Site: Tokyo Institute of Technology
Yokohama 226, Japan
Tel: (81) 45-924 5759; Fax: (81) 45-924 5779
Date Visited: 21 July 1997
WTEC: L. Jelinski (report author), E. Hu, M.C. Roco, D. Shaw, C. Uyehara
The Tokyo Institute of Technology has two campuses, one at Tamachi and another at Nagatsuta. The Nagatsuta Campus is about 20 years old, and the Faculty of Bioscience and Biotechnology was put together and moved there about six years ago.
Professor Aizawa, whose laboratory the WTEC team visited at the Tokyo Institute of Technology's Nagatsuta Campus, was the project leader of a ten-year national MITI project on bioelectronic devices. The project, which ended in 1995, involved eight electronics companies and two national labs for its initial five-year period. One of the electronics companies dropped out and did not participate in the second term. An example of the work performed in the project is that by Mitsubishi, which produced an artificial protein that binds an electron acceptor and electron donor.
It appears that much of what was accomplished in the MITI bioelectronics project was accomplished in Aizawa's laboratory (see below). He set out to answer the question, "Are biological systems ideal for molecular electronics or not?" Parts of the project that are being continued appear to be in the form of RIKEN's Brain Research Center. Formulation of ideas for somewhat related work is being carried out by the Intelligent Materials Forum, whose members are working to promote a national project in this area. (The president of the forum is Toshinori Takagi; Aizawa is the vice president.) The idea of intelligent materials is to incorporate sensing and transduction and information processing into the same materials. The idea of forming a "Nanospace Laboratory" was just coming together at the time of the WTEC visit.

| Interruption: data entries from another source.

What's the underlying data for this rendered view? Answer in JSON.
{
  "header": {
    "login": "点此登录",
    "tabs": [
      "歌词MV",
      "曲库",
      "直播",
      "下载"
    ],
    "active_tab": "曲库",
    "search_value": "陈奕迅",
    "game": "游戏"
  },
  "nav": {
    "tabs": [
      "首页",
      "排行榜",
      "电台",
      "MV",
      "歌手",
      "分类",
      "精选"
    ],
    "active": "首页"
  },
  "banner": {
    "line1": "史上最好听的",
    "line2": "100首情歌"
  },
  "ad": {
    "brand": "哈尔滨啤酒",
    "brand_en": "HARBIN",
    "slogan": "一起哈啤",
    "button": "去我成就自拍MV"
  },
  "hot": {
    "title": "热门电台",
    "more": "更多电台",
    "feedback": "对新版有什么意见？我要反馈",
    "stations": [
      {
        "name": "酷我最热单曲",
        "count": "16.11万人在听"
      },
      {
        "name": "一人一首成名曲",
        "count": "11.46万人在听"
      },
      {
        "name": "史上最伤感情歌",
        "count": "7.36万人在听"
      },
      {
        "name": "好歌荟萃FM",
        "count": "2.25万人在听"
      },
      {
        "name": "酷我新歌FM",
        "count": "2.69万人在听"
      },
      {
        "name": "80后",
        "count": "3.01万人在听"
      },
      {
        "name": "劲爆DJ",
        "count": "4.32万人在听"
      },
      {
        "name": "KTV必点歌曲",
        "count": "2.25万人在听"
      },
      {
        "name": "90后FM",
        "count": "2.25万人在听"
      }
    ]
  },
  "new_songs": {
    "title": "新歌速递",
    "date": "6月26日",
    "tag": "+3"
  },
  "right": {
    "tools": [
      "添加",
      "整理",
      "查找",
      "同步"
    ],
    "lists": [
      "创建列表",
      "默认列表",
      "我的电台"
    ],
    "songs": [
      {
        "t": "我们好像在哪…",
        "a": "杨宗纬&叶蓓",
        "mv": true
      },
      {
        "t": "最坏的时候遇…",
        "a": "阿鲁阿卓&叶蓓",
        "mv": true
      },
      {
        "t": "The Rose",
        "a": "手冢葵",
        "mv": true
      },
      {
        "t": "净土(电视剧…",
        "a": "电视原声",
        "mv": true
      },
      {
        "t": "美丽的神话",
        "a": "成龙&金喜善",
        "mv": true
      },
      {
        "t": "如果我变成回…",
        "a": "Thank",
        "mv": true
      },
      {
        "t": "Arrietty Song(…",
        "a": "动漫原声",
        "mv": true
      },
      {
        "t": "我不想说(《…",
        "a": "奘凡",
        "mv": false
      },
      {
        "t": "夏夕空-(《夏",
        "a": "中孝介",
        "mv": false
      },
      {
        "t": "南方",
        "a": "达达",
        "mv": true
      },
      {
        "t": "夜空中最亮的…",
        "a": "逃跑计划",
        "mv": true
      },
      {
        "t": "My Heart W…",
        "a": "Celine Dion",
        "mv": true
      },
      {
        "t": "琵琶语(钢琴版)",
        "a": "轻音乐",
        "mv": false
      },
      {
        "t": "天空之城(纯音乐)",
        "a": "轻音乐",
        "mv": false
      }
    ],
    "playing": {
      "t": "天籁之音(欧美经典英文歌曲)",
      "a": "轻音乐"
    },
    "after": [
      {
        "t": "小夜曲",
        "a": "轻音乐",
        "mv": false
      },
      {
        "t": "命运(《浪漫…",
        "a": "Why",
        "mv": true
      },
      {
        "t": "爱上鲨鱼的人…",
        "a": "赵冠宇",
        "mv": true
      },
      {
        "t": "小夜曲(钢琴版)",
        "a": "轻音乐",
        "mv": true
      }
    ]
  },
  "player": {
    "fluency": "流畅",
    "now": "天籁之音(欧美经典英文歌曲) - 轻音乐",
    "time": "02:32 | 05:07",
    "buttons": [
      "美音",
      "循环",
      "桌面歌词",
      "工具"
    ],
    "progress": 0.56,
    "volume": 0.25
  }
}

Aizawa has been a world leader in bioelectronics. His review on molecular interfacing for protein molecular devices and neurodevices (Aizawa 1994) describes subjects such as the coupling of electron transfer proteins (e.g., glucose oxidase) to solid surfaces, conducting polymer wires that couple the enzyme to the surface, and electrically modulated activity of molecular-interfaced enzymes.
More recent work, not yet published at the time of the WTEC visit, involved developing methodology to orient antibodies on surfaces. The key to making this work was to genetically modify protein A, known to bind the non-antigen binding stalk of the "Y" of the antibody, so its C-terminal carried a cysteine. The modified protein A was then bound to a gold surface via the well-known alkylthiol/gold chemistry. The ability to control the orientation of proteins on the surface is a major step forward in the ability to use these systems for drug targets, biochemical purifications and separations, and for sensing and diagnostic applications.
In other experiments, liposome nanoparticles were engineered by coupling to phosphatidyl choline, a peptide corresponding to one antigen binding domain of an antibody (Kobatake et al. 1997). These nanoparticles were used as the basis for a new fluoroimmunoassay.
Aizawa, M. 1994. Molecular interfacing for protein molecular devices and neurodevices. IEEE Engineering in Medicine and Biology (February/March).
Kobatake, E., H. Sasakura, T. Haruyama, M.-L. Laukkanen, K. Keinänen, and M. Aizawa. 1997. A fluoroimmunoassay based on immunoliposomes containing genetically engineered lipid-tagged antibody. Analytical Chemistry 69(7): 1295-1298.